Long-Term Management In Mental Health Recovery

When someone believes themselves to have recovered from their mental health problem, it’s still important to continue to use appropriate self-management techniques. By remaining aware of feelings, triggers, and emotions, it’s possible to ward off any future problems and to anticipate a possible relapse. It’s important never to take your mental health for granted.

It’s important to try to stay as well as possible once you are in recovery. Prevention is better than cure, and preventing a crisis from developing is always a better approach than tackling a crisis which has already developed. Using coping strategies which work for you, including keeping a mood diary, living a healthy lifestyle, exercising regularly, eating well, monitoring sleep patterns and controlling medication properly is the best solution to ensure a long-term recovery.

Some self-management techniques for long-term mental health recovery include:

  • Avoiding excessive stimulation
  • Taking time out to become more aware of situations
  • Journaling emotions and feelings
  • Talking to understanding people
  • Exercising regularly
  • Eating healthy and regularly
  • Controlling medications effectively
  • Using meditation and mindfulness
  • Having a regular routine
  • Avoiding excessive stress and pressure
  • Staying active to avoid dwelling on problems
  • Finding sufficient time to relax and de-stress

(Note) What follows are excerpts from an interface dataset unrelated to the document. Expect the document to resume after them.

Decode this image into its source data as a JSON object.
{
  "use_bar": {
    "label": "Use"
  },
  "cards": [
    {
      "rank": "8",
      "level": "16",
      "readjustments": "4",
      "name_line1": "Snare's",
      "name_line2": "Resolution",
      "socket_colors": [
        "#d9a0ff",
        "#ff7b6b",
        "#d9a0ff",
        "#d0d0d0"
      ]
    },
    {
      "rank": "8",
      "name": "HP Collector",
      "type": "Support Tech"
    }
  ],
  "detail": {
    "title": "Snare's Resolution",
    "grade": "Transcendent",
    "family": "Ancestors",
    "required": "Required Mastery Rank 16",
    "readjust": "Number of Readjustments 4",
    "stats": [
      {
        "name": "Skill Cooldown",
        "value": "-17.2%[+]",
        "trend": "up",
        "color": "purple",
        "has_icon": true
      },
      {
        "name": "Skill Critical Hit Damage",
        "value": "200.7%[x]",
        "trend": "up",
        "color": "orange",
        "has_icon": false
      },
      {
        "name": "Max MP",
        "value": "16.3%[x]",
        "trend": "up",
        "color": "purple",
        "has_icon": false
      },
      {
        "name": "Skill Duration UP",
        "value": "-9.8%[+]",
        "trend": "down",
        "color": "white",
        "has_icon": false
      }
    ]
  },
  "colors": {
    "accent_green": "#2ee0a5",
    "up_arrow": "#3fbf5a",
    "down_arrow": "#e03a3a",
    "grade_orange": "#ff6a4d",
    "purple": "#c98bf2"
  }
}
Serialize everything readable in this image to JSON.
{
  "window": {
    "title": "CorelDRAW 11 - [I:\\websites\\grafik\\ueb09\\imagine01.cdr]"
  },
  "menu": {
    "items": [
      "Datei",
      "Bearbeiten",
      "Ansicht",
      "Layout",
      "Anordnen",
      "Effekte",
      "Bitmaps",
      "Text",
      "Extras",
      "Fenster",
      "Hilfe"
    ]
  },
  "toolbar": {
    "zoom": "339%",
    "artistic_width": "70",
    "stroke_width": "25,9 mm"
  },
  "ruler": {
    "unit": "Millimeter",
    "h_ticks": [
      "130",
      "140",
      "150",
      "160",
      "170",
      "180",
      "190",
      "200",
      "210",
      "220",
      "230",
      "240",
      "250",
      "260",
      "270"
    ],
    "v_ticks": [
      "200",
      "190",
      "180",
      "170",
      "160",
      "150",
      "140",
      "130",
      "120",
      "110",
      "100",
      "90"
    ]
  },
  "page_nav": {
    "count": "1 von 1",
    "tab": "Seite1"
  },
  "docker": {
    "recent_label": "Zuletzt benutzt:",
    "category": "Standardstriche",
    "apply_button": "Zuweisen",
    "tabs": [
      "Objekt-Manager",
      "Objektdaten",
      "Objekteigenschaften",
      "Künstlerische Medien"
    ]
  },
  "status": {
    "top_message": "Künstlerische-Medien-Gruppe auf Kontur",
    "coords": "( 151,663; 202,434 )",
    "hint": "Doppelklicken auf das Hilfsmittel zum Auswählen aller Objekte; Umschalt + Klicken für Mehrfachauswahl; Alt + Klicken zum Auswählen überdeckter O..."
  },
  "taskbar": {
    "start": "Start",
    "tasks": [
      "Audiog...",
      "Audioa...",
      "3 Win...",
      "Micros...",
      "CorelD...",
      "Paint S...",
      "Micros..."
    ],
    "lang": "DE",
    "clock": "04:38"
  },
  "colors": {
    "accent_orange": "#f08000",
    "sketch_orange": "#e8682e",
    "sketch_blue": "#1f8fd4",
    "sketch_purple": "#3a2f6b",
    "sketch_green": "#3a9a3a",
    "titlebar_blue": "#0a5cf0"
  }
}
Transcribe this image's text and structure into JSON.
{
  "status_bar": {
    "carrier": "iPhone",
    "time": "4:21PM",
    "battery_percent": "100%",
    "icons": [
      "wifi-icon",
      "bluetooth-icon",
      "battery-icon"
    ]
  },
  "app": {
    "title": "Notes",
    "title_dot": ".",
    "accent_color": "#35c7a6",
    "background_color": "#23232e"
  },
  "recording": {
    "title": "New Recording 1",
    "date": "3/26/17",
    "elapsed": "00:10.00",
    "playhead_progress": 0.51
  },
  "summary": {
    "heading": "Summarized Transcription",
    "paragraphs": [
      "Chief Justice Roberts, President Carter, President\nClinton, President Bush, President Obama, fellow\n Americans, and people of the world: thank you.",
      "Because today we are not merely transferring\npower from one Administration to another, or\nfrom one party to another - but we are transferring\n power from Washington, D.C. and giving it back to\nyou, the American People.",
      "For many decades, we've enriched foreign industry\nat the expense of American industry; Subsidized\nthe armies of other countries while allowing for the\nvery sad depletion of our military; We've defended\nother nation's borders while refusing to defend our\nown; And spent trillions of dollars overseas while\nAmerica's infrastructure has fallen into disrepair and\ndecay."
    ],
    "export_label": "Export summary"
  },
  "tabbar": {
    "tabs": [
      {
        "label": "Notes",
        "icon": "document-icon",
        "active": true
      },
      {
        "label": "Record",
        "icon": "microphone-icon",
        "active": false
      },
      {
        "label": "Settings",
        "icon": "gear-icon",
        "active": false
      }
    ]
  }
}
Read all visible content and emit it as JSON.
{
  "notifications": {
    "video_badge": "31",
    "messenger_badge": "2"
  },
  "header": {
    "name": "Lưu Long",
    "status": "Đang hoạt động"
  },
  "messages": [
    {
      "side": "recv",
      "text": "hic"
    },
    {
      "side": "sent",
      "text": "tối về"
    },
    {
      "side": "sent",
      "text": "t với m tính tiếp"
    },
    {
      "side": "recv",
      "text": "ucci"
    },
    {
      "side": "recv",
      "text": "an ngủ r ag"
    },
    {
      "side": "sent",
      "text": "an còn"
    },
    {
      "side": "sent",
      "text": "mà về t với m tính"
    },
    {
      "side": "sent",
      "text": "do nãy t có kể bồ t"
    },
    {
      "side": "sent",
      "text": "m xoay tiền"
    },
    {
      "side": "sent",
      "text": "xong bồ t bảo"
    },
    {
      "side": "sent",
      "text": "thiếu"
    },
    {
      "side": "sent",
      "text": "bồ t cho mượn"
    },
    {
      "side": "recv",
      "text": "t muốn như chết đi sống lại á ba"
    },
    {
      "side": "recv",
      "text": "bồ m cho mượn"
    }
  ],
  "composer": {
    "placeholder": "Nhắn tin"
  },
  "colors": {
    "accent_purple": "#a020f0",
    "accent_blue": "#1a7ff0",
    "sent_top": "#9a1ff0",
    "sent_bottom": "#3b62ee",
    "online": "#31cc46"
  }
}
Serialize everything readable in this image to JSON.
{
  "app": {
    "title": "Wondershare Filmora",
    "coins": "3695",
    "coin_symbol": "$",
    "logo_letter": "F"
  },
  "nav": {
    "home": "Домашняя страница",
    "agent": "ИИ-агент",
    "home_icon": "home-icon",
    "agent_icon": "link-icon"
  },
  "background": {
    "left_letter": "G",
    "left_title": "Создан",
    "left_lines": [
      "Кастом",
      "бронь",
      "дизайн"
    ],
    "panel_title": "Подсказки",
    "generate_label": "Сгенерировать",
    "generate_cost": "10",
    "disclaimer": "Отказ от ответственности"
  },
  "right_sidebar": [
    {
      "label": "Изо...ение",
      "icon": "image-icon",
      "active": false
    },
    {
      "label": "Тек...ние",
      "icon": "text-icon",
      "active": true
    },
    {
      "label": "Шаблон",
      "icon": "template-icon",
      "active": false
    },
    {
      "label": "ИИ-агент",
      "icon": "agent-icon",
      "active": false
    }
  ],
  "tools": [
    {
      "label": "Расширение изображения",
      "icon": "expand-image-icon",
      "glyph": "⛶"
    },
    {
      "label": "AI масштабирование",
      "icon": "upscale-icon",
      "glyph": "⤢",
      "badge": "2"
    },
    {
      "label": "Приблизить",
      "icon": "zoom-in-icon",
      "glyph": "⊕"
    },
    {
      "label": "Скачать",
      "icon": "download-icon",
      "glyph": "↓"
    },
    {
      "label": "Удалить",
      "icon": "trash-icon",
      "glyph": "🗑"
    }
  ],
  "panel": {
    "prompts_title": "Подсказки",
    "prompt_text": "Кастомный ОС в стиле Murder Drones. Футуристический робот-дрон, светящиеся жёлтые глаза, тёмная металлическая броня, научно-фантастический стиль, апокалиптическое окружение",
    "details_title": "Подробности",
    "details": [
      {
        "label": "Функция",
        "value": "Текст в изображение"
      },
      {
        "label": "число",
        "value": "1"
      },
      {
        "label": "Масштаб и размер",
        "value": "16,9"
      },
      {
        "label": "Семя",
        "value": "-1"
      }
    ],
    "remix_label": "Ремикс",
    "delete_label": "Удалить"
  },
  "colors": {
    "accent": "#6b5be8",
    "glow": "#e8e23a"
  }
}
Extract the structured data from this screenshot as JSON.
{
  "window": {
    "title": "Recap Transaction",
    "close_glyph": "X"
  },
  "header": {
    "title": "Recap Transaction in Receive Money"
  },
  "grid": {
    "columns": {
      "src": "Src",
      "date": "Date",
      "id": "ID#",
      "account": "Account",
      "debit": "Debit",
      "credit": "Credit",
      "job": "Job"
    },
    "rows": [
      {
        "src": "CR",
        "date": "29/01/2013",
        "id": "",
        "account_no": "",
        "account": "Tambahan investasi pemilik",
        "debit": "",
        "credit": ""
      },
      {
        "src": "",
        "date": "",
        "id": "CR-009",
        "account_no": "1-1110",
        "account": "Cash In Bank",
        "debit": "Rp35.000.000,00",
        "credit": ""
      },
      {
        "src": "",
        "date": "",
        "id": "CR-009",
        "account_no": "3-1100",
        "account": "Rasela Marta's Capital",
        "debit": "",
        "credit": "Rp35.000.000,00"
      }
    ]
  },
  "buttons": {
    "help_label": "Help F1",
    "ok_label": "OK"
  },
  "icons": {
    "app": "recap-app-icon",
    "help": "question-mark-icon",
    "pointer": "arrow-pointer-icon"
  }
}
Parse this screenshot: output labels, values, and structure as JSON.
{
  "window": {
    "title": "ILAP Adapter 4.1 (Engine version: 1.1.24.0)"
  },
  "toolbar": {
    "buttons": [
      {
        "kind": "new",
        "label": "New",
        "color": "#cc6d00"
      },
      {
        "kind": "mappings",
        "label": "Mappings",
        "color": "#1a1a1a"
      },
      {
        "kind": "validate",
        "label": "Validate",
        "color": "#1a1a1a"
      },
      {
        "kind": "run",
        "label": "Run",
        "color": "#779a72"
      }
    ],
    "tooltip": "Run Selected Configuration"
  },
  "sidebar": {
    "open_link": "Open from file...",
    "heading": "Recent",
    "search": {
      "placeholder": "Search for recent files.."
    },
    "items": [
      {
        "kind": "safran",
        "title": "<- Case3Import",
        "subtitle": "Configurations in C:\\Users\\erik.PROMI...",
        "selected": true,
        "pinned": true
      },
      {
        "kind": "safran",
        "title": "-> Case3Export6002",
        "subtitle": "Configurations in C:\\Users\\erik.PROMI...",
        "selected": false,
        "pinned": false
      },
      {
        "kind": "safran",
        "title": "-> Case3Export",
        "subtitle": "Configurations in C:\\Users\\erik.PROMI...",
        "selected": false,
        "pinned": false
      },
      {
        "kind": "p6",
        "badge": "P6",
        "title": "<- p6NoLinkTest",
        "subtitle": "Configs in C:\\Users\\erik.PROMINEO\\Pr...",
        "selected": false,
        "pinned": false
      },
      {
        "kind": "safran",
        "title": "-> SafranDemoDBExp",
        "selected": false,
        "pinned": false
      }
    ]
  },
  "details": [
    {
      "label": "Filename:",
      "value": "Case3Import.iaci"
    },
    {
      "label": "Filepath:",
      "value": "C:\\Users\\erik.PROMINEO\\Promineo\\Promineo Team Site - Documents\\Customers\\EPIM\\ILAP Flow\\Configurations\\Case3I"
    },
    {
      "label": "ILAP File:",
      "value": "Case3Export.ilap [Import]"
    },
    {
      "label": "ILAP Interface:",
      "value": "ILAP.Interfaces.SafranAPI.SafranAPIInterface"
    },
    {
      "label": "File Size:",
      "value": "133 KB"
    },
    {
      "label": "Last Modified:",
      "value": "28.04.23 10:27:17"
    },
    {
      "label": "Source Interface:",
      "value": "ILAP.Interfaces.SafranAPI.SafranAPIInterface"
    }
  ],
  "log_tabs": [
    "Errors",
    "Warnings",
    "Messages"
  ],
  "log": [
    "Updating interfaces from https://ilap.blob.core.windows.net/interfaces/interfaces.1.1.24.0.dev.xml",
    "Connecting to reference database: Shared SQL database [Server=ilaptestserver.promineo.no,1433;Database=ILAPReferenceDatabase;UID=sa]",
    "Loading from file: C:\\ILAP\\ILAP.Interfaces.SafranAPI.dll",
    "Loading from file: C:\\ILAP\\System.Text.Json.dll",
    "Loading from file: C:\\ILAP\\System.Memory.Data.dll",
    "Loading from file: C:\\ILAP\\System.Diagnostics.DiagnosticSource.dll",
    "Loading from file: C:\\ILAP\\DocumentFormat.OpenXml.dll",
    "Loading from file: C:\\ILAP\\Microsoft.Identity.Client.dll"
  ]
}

Although the process of mental health recovery isn’t an easy road to travel, it’s essential to embark on it if you’re going to live a full, happy and satisfying life. Once you’ve taken the decision to try to get better, there should be no looking back.